**Task goal:**
From the data below, return each line in which the string "estimations" is found.

[Start of Attachment]

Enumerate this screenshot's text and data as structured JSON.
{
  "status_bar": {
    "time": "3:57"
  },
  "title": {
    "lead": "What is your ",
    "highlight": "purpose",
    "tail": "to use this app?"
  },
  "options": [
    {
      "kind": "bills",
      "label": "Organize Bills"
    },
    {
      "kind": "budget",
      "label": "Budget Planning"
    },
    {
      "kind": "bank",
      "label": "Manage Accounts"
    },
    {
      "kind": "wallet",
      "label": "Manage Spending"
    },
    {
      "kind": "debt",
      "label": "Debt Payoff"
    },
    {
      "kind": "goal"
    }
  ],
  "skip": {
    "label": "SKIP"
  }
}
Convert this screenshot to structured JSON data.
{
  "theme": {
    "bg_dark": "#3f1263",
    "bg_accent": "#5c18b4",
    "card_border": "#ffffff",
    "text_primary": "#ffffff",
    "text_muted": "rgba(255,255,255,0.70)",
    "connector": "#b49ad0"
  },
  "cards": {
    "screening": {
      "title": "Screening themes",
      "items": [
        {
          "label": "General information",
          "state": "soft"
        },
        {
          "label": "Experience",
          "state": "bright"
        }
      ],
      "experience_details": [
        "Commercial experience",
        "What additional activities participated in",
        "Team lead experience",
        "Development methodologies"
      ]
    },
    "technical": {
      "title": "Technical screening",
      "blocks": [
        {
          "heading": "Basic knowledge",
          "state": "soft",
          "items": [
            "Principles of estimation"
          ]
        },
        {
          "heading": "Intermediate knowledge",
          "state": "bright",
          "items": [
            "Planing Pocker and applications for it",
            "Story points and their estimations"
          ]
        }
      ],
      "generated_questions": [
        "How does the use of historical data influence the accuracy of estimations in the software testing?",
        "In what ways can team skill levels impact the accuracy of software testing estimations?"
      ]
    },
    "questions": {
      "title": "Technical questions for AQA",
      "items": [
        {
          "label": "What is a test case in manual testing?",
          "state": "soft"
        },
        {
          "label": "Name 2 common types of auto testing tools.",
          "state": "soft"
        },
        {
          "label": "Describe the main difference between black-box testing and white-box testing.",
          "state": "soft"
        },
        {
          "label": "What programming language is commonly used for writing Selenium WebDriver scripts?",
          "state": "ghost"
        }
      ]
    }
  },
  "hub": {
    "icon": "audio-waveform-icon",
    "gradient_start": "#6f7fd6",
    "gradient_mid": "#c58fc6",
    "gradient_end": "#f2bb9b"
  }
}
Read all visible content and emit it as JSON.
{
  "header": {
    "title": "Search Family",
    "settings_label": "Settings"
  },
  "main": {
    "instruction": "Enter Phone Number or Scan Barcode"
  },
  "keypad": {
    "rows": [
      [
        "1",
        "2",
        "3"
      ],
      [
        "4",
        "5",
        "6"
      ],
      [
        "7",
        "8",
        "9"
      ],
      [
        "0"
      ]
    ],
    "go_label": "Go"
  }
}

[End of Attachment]

**Result of the task:**
            "Story points and their estimations"
        "How does the use of historical data influence the accuracy of estimations in the software testing?",
        "In what ways can team skill levels impact the accuracy of software testing estimations?"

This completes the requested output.